posted a review of One Hour Wargames by Neil Thomas. He makes quite a few valid points, saying that the rules are really aimed at beginners and if you have any of the Charles Grant scenario books (which I do) then even the scenario section is largely superfluous. I think at face value there is a lot to agree with in this analysis. But I also think there are some other points that I would like to add to the review for a bit of balance.
|The tome on trial|
First point - the rules are for beginners. Yes, they will work well for beginners to wargaming, but that doesn't describe me and I like them. It also doesn't include people like Bob Cordery
who has also taken them to heart. So what do we (Royal or collective 'we' as I can't necessarily speak for others) like about them? Well one of the selling points is the very simplicity that makes them so good for beginners. They are uncluttered, easy to remember and give a very enjoyable game. They are also a system that is easy to tinker with. Some might be put off by this, demanding a ruleset that suits them straight out of the box, as it were. Well these do play straight out of the box for the periods they cover, but they are so much more versatile than that.
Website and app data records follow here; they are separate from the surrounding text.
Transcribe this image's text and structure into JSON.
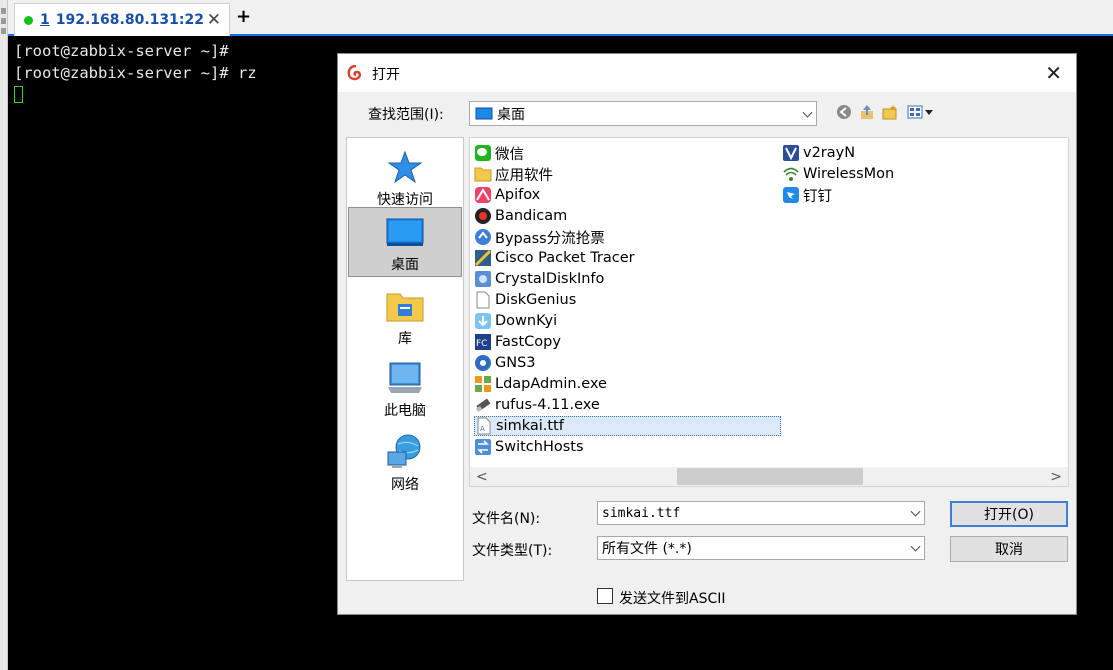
{
  "tab": {
    "number": "1",
    "host": "192.168.80.131:22",
    "status_color": "#12c212"
  },
  "terminal": {
    "lines": [
      "[root@zabbix-server ~]#",
      "[root@zabbix-server ~]# rz"
    ],
    "cursor_color": "#2bd62b"
  },
  "dialog": {
    "title": "打开",
    "lookin_label": "查找范围(I):",
    "lookin_value": "桌面",
    "places": [
      {
        "label": "快速访问",
        "icon": "star-icon"
      },
      {
        "label": "桌面",
        "icon": "desktop-icon"
      },
      {
        "label": "库",
        "icon": "folder-library-icon"
      },
      {
        "label": "此电脑",
        "icon": "computer-icon"
      },
      {
        "label": "网络",
        "icon": "network-icon"
      }
    ],
    "files": [
      {
        "name": "微信",
        "icon": "wechat-icon"
      },
      {
        "name": "应用软件",
        "icon": "folder-icon"
      },
      {
        "name": "Apifox",
        "icon": "shortcut-icon"
      },
      {
        "name": "Bandicam",
        "icon": "shortcut-icon"
      },
      {
        "name": "Bypass分流抢票",
        "icon": "shortcut-icon"
      },
      {
        "name": "Cisco Packet Tracer",
        "icon": "shortcut-icon"
      },
      {
        "name": "CrystalDiskInfo",
        "icon": "shortcut-icon"
      },
      {
        "name": "DiskGenius",
        "icon": "file-icon"
      },
      {
        "name": "DownKyi",
        "icon": "shortcut-icon"
      },
      {
        "name": "FastCopy",
        "icon": "shortcut-icon"
      },
      {
        "name": "GNS3",
        "icon": "shortcut-icon"
      },
      {
        "name": "LdapAdmin.exe",
        "icon": "exe-icon"
      },
      {
        "name": "rufus-4.11.exe",
        "icon": "usb-icon"
      },
      {
        "name": "simkai.ttf",
        "icon": "font-file-icon",
        "selected": true
      },
      {
        "name": "SwitchHosts",
        "icon": "shortcut-icon"
      },
      {
        "name": "v2rayN",
        "icon": "shortcut-icon"
      },
      {
        "name": "WirelessMon",
        "icon": "shortcut-icon"
      },
      {
        "name": "钉钉",
        "icon": "shortcut-icon"
      }
    ],
    "filename_label": "文件名(N):",
    "filename_value": "simkai.ttf",
    "filetype_label": "文件类型(T):",
    "filetype_value": "所有文件 (*.*)",
    "open_button": "打开(O)",
    "cancel_button": "取消",
    "ascii_checkbox_label": "发送文件到ASCII",
    "ascii_checked": false,
    "accent_color": "#3c7fd4"
  }
}
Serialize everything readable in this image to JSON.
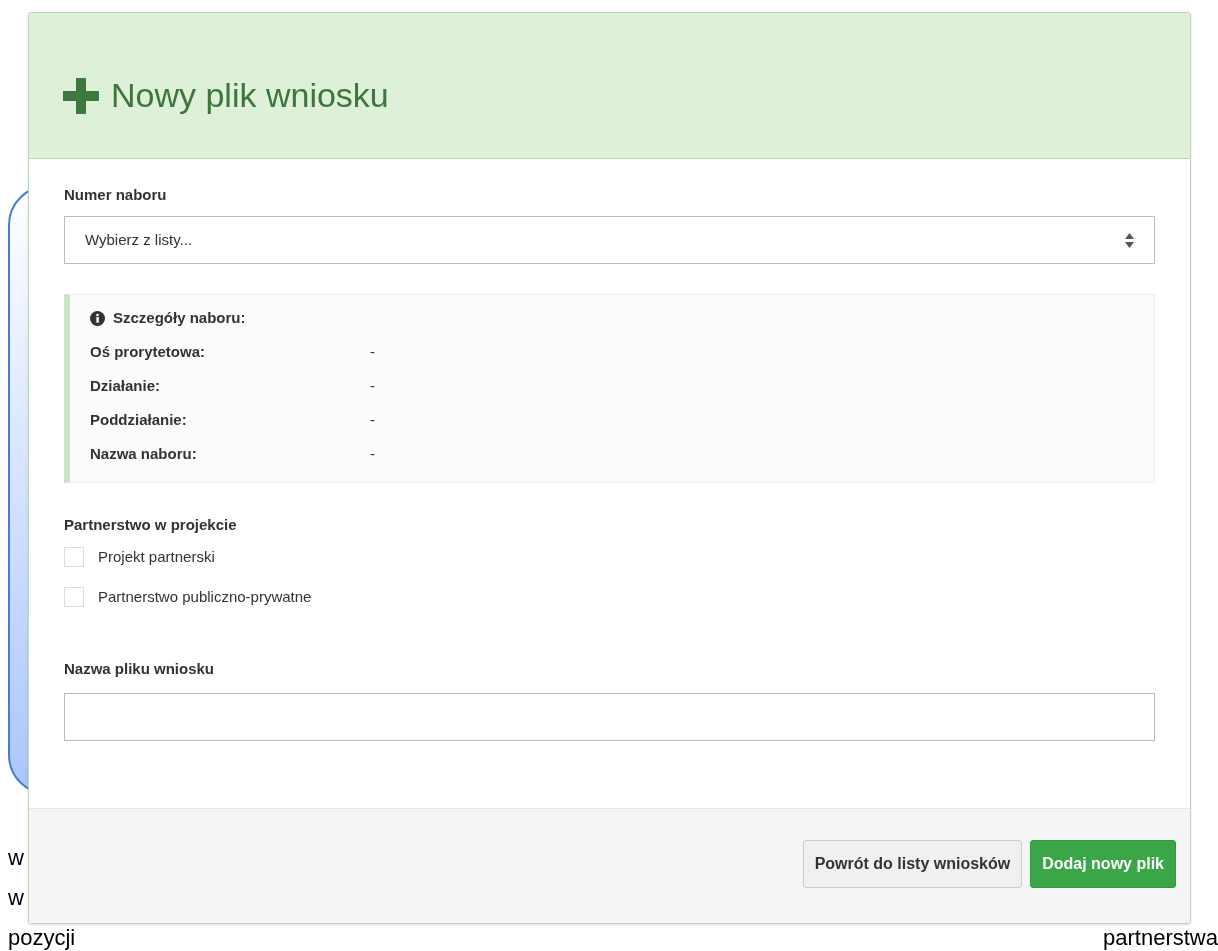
{
  "document_text": [
    {
      "text": "w"
    },
    {
      "text": "w"
    },
    {
      "text": "pozycji"
    },
    {
      "text": "partnerstwa"
    }
  ],
  "dialog": {
    "title": "Nowy plik wniosku",
    "recruitment_number": {
      "label": "Numer naboru",
      "value": "Wybierz z listy..."
    },
    "details": {
      "heading": "Szczegóły naboru:",
      "rows": [
        {
          "label": "Oś prorytetowa:",
          "value": "-"
        },
        {
          "label": "Działanie:",
          "value": "-"
        },
        {
          "label": "Poddziałanie:",
          "value": "-"
        },
        {
          "label": "Nazwa naboru:",
          "value": "-"
        }
      ]
    },
    "partnership": {
      "label": "Partnerstwo w projekcie",
      "options": [
        {
          "label": "Projekt partnerski",
          "checked": false
        },
        {
          "label": "Partnerstwo publiczno-prywatne",
          "checked": false
        }
      ]
    },
    "file_name": {
      "label": "Nazwa pliku wniosku"
    },
    "buttons": [
      {
        "label": "Powrót do listy wniosków",
        "kind": "default"
      },
      {
        "label": "Dodaj nowy plik",
        "kind": "primary"
      }
    ]
  }
}
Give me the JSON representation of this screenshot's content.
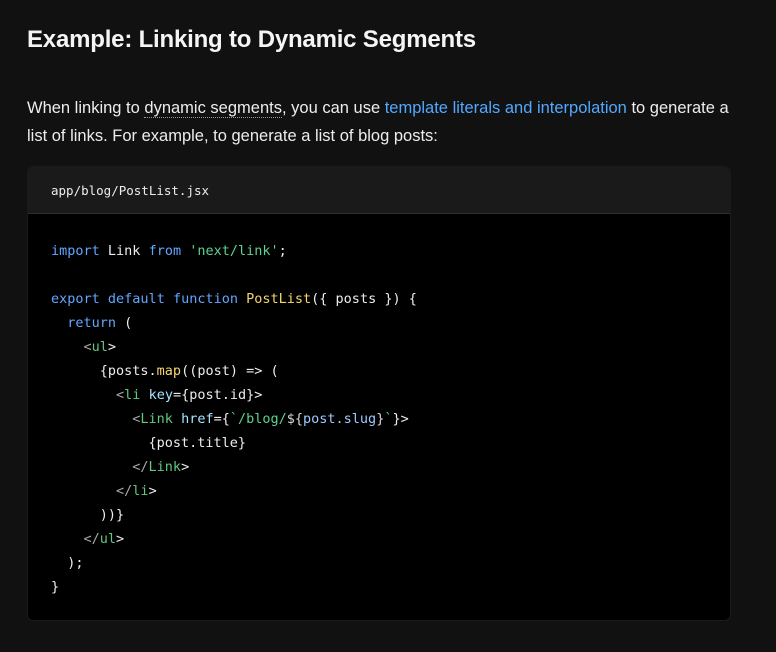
{
  "heading": "Example: Linking to Dynamic Segments",
  "paragraph": {
    "before": "When linking to ",
    "doc_link": "dynamic segments",
    "middle": ", you can use ",
    "ext_link": "template literals and interpolation",
    "after": " to generate a list of links. For example, to generate a list of blog posts:"
  },
  "code_block": {
    "filename": "app/blog/PostList.jsx",
    "lines": [
      "import Link from 'next/link';",
      "",
      "export default function PostList({ posts }) {",
      "  return (",
      "    <ul>",
      "      {posts.map((post) => (",
      "        <li key={post.id}>",
      "          <Link href={`/blog/${post.slug}`}>",
      "            {post.title}",
      "          </Link>",
      "        </li>",
      "      ))}",
      "    </ul>",
      "  );",
      "}"
    ]
  },
  "colors": {
    "background": "#111111",
    "link": "#52a8ff",
    "code_background": "#000000",
    "code_header": "#1a1a1a"
  }
}
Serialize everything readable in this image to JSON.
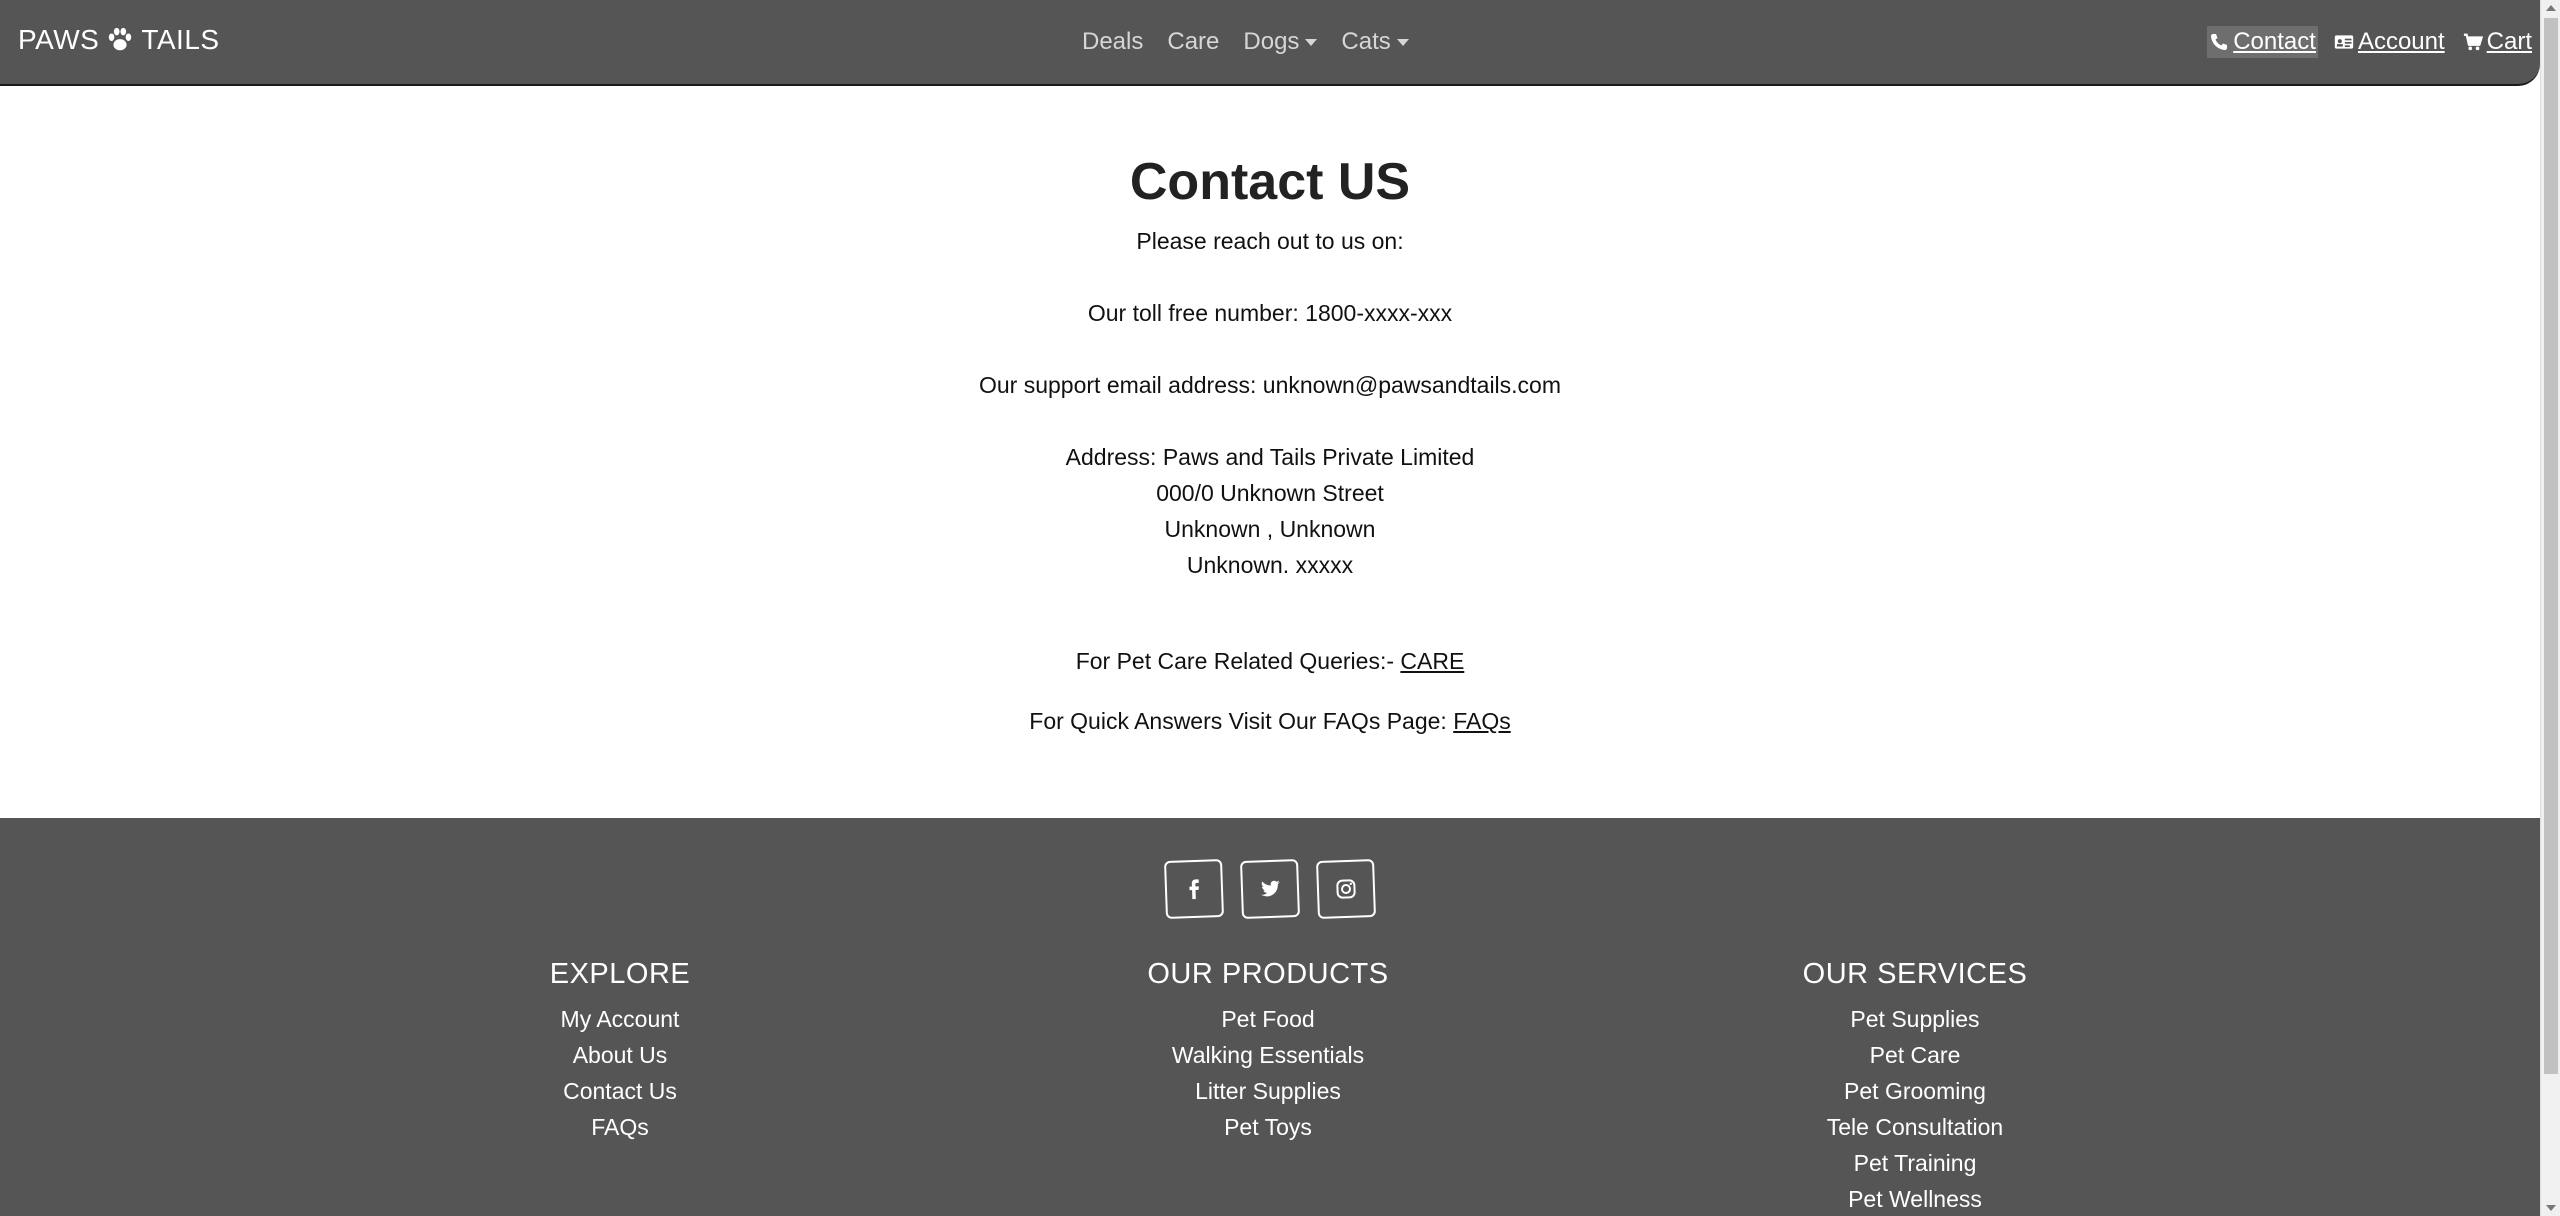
{
  "navbar": {
    "brand_left": "PAWS",
    "brand_icon": "paw-icon",
    "brand_right": "TAILS",
    "links": [
      {
        "label": "Deals",
        "dropdown": false
      },
      {
        "label": "Care",
        "dropdown": false
      },
      {
        "label": "Dogs",
        "dropdown": true
      },
      {
        "label": "Cats",
        "dropdown": true
      }
    ],
    "right_links": [
      {
        "label": "Contact",
        "icon": "phone-icon",
        "active": true
      },
      {
        "label": "Account",
        "icon": "id-card-icon",
        "active": false
      },
      {
        "label": "Cart",
        "icon": "cart-icon",
        "active": false
      }
    ]
  },
  "contact": {
    "title": "Contact US",
    "intro": "Please reach out to us on:",
    "phone": "Our toll free number: 1800-xxxx-xxx",
    "email": "Our support email address: unknown@pawsandtails.com",
    "address_lines": [
      "Address: Paws and Tails Private Limited",
      "000/0 Unknown Street",
      "Unknown , Unknown",
      "Unknown. xxxxx"
    ],
    "care_prefix": "For Pet Care Related Queries:- ",
    "care_link": "CARE",
    "faq_prefix": "For Quick Answers Visit Our FAQs Page: ",
    "faq_link": "FAQs"
  },
  "footer": {
    "social": [
      {
        "icon": "facebook-icon"
      },
      {
        "icon": "twitter-icon"
      },
      {
        "icon": "instagram-icon"
      }
    ],
    "explore": {
      "heading": "EXPLORE",
      "items": [
        "My Account",
        "About Us",
        "Contact Us",
        "FAQs"
      ]
    },
    "products": {
      "heading": "OUR PRODUCTS",
      "items": [
        "Pet Food",
        "Walking Essentials",
        "Litter Supplies",
        "Pet Toys"
      ]
    },
    "services": {
      "heading": "OUR SERVICES",
      "items": [
        "Pet Supplies",
        "Pet Care",
        "Pet Grooming",
        "Tele Consultation",
        "Pet Training",
        "Pet Wellness"
      ]
    }
  },
  "colors": {
    "navbar_bg": "#555555",
    "footer_bg": "#555555",
    "nav_link": "#d6d6d6",
    "text": "#111111"
  }
}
On the AMW yahoo group variants can be found that cover the Italian Wars, Spanish Civil War, Russo-Turkish War and more. Martin Rapier
recently published his latest variant that he is using for Jutland among others. There are a lot of experienced wargamers out there doing things with these rules.
Second point - What are you looking for in a set of rules? For me they need to be able to be used solo; to allow me to concentrate on the game and not the rules mechanisms; and to be relatively quick so that they can be played out between my children's bedtimes and my own. They should ideally be able to be turned into a narrative campaign. I also like rules that I can play on a small space in the lounge during winter - I have a 3'x 3' card table that I can set up, as opposed to the 8'x 4'which is in the garage. One Hour Wargames ticks all of the above boxes.
Third point - the scenarios. If you have the Grant books then you do indeed have a fantastic reservoir of ideas for scenarios (and I would add the Tabletop Teasers that ran through the Battlegames magazine to the other books named by Paul). But they still take some adaptation to whatever period you are playing. The scenarios in One Hour Wargames are designed to work with the rules and army sizes that are given, and they really do work. Even unbalanced scenarios have well thought out objectives and turn limits. Either Mr Thomas is very good at fluking it, or he put quite a bit of time into designing the rules and scenarios to work together.
My tinkering with the Great Northern Wars variant is based on bits of the horse and musket and the pike and shot rules together with some of my own little quirks (I like base removal to show the deterioration of unit effectiveness for instance). There has been ample room to introduce these things and not totally unbalance the system, nor over-complicate it - I print the rules out on a double sided sheet of A4 in a booklet format. Originally I had planned to fight a GNW campaign using an adaptation of Neil's Napoleonic Wargaming rules. I now wouldn't go back.
So in terms of this being a review, I guess I'd give One Hour Wargames 5 stars out of 5, because it works for the sort of games I want to play. Just like DBA is not for everyone, OHW will not be a perfect fit for all wargamers (what rules are?), but I must emphasise that they are not just for beginners. For myself, I feel like I may have found my holy grail.